# [Problem]
Look below and pull out each line with the word "Mode".

# [Data for analysis]

[Start of Attachment]

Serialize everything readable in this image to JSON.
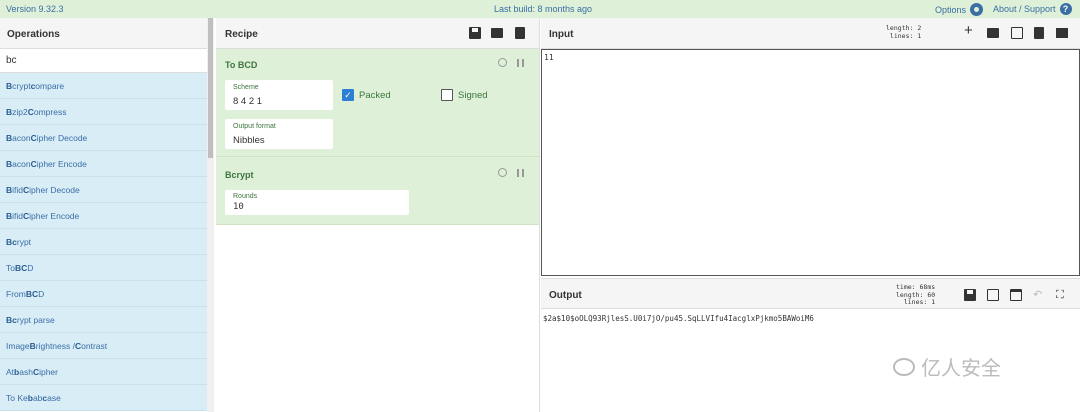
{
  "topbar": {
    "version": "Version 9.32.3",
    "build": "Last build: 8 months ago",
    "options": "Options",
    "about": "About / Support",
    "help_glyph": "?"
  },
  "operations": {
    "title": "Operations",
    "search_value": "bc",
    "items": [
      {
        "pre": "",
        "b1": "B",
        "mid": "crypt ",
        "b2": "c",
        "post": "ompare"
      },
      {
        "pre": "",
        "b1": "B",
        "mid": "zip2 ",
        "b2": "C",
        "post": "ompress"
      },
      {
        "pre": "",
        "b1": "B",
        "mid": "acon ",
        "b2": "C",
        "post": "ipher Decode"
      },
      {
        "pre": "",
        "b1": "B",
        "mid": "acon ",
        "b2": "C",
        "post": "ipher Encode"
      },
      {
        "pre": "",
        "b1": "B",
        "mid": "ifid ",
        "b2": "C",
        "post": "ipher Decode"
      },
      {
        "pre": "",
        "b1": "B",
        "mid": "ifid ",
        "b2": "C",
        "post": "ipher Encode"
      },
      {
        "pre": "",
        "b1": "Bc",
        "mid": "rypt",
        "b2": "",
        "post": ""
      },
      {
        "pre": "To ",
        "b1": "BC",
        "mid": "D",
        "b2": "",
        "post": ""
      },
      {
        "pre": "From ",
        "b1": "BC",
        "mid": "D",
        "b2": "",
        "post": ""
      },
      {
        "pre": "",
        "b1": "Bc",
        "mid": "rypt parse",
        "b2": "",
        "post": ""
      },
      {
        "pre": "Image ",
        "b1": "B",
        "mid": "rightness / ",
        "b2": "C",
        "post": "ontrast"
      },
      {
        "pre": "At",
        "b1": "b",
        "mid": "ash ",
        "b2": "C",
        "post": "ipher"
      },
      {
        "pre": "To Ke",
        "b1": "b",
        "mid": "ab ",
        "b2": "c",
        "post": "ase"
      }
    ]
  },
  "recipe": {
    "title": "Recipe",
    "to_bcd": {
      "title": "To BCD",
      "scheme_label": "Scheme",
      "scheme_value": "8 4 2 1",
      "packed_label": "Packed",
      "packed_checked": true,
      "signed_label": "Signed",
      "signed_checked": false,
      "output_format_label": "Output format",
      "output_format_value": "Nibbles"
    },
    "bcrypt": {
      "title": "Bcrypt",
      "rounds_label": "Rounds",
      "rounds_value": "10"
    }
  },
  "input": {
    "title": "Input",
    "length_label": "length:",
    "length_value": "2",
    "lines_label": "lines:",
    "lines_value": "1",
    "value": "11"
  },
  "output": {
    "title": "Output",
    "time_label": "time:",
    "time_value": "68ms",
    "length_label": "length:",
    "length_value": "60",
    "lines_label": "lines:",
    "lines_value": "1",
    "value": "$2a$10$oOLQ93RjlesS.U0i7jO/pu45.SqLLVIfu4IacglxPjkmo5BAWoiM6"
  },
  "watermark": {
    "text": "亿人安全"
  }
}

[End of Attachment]
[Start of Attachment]

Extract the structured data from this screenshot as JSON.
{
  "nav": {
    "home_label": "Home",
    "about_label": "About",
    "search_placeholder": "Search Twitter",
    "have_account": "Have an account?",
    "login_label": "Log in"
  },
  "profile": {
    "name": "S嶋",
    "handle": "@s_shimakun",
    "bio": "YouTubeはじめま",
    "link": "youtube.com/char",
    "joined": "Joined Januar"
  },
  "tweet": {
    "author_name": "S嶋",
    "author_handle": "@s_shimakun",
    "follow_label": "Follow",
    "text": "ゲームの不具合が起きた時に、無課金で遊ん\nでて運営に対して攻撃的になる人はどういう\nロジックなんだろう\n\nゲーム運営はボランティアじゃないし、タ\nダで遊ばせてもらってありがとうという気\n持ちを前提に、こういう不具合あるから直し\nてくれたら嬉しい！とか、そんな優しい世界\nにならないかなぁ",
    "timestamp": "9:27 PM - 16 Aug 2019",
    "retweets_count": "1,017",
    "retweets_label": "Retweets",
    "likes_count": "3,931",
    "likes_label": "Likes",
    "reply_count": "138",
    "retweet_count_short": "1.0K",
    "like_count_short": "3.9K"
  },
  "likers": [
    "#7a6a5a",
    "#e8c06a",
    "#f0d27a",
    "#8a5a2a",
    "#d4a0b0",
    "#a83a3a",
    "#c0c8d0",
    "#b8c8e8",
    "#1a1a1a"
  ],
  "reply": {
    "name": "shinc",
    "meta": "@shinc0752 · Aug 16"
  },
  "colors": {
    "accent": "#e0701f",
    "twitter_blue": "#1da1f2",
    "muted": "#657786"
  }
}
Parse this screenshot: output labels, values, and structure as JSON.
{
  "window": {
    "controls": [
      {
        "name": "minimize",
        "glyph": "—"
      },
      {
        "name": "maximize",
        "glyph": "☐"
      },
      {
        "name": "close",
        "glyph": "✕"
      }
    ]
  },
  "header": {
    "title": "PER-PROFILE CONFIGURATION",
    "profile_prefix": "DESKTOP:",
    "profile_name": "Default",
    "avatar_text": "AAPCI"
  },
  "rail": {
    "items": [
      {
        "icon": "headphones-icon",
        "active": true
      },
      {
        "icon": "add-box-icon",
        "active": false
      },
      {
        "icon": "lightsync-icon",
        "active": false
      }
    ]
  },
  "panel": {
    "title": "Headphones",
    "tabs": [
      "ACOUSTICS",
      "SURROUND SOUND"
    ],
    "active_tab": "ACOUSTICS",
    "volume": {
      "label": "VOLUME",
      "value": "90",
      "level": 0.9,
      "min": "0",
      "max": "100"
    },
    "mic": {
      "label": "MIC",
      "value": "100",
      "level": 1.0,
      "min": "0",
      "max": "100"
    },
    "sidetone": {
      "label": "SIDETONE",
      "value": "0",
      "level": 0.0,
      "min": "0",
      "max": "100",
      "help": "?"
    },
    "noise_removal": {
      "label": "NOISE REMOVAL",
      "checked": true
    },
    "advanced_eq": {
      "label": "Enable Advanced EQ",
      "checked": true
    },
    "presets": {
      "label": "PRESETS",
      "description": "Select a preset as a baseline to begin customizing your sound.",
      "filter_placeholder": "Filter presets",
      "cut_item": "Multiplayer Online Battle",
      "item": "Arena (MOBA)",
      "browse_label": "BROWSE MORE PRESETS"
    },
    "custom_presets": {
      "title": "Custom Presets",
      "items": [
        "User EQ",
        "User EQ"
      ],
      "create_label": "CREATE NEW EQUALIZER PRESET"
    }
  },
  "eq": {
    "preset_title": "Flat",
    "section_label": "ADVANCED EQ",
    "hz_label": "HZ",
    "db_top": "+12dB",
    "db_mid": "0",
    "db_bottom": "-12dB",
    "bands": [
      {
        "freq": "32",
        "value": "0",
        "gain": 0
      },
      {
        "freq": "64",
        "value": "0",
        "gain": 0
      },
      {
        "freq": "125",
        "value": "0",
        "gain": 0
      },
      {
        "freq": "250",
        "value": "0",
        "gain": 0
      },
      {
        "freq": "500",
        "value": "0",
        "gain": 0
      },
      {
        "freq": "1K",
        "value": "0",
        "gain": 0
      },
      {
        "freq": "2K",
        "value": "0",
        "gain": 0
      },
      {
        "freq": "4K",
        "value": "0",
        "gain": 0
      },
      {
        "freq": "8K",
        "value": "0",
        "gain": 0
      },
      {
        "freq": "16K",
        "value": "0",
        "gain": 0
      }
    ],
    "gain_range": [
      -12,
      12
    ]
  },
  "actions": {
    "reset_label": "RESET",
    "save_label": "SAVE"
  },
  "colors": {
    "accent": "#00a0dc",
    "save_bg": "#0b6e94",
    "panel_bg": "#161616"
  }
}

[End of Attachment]
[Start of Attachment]

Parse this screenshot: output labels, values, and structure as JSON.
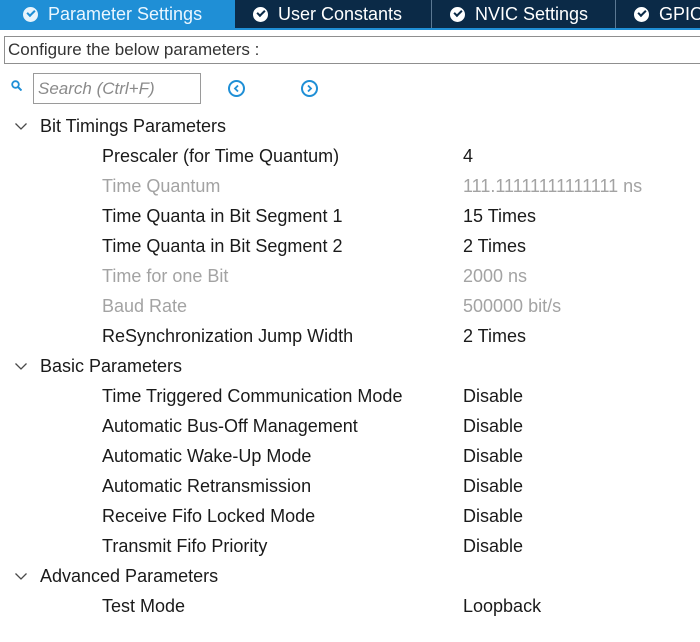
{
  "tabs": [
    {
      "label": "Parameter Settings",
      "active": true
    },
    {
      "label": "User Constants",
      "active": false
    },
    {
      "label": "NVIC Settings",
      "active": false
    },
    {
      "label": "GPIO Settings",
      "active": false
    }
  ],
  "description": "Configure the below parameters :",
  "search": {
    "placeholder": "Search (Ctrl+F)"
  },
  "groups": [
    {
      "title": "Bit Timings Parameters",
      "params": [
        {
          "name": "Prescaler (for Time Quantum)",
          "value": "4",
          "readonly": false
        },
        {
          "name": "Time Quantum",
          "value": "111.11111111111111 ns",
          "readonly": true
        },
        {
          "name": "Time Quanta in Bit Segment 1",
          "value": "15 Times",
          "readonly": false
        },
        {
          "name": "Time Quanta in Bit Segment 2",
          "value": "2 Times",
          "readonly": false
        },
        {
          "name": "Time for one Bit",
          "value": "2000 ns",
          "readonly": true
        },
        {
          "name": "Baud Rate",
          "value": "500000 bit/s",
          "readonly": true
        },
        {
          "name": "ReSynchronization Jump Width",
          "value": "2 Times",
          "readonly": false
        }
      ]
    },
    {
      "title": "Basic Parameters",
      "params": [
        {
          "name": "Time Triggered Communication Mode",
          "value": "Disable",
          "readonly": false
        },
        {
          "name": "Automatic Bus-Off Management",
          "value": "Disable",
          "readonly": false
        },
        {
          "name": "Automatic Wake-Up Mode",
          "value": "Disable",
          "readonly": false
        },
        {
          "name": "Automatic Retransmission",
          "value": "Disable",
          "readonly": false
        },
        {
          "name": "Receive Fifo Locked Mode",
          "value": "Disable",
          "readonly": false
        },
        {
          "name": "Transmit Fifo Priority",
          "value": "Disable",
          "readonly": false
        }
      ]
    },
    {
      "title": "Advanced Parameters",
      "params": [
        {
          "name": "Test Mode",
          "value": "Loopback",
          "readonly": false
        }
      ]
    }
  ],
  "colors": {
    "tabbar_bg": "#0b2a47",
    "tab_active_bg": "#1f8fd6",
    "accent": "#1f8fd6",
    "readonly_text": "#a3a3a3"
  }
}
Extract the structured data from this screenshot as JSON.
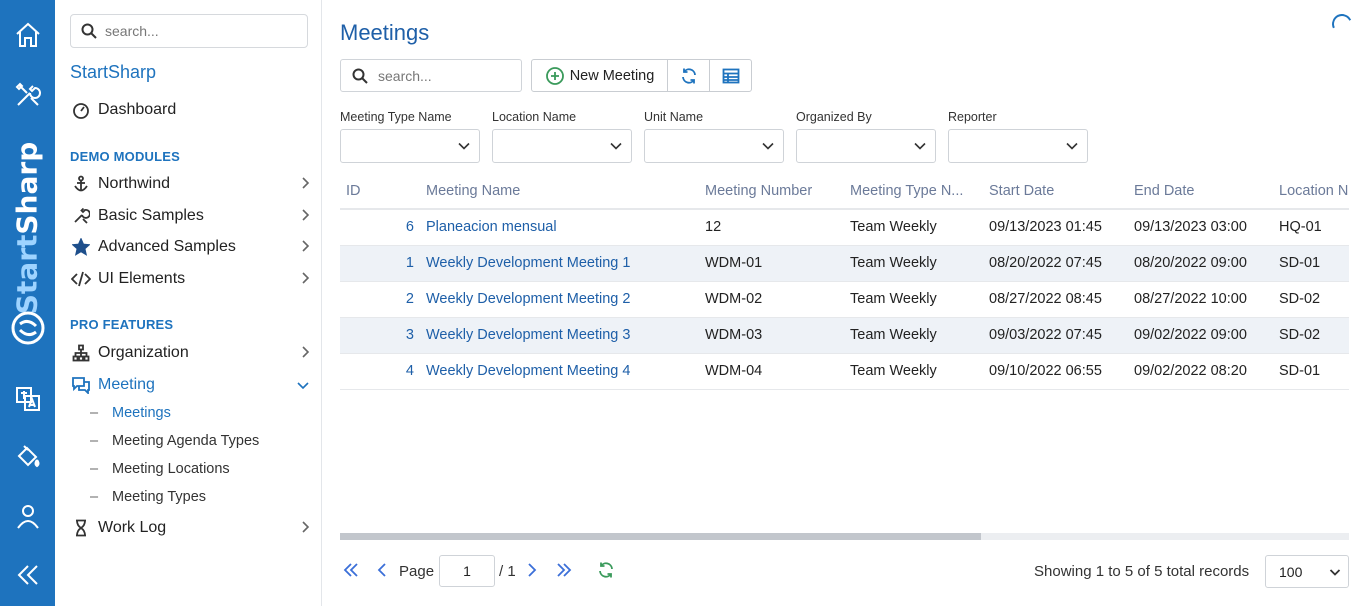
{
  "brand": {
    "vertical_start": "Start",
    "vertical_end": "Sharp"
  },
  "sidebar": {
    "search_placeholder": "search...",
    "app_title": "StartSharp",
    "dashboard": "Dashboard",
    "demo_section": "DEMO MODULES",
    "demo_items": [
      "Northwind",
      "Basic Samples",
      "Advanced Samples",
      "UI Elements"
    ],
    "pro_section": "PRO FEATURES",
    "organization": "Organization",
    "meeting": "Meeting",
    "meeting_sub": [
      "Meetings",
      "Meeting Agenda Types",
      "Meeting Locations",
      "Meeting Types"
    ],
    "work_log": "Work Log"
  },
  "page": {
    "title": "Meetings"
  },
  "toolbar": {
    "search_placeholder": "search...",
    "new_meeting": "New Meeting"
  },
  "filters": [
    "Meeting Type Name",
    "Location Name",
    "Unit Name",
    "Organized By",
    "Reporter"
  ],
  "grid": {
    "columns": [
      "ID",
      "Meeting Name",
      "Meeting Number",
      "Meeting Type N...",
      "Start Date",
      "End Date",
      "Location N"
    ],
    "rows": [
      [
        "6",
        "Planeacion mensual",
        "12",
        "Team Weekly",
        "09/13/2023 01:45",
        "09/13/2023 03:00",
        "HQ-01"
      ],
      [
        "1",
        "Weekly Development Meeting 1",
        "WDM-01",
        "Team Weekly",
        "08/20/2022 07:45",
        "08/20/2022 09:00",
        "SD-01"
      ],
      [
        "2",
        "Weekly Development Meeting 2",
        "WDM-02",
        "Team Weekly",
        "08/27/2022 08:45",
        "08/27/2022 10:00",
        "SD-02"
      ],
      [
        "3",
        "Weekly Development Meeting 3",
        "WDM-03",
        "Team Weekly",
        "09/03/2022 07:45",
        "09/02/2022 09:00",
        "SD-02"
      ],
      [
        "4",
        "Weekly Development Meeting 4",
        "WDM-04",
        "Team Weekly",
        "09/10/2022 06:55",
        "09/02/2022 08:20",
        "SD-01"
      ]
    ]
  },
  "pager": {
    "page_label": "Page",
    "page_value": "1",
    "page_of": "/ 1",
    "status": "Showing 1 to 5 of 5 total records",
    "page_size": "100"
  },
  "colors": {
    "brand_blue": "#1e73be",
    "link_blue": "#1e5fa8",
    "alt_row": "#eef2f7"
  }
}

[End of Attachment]

# [Response area]
          "name": "Time Triggered Communication Mode",
          "name": "Automatic Wake-Up Mode",
          "name": "Receive Fifo Locked Mode",
          "name": "Test Mode",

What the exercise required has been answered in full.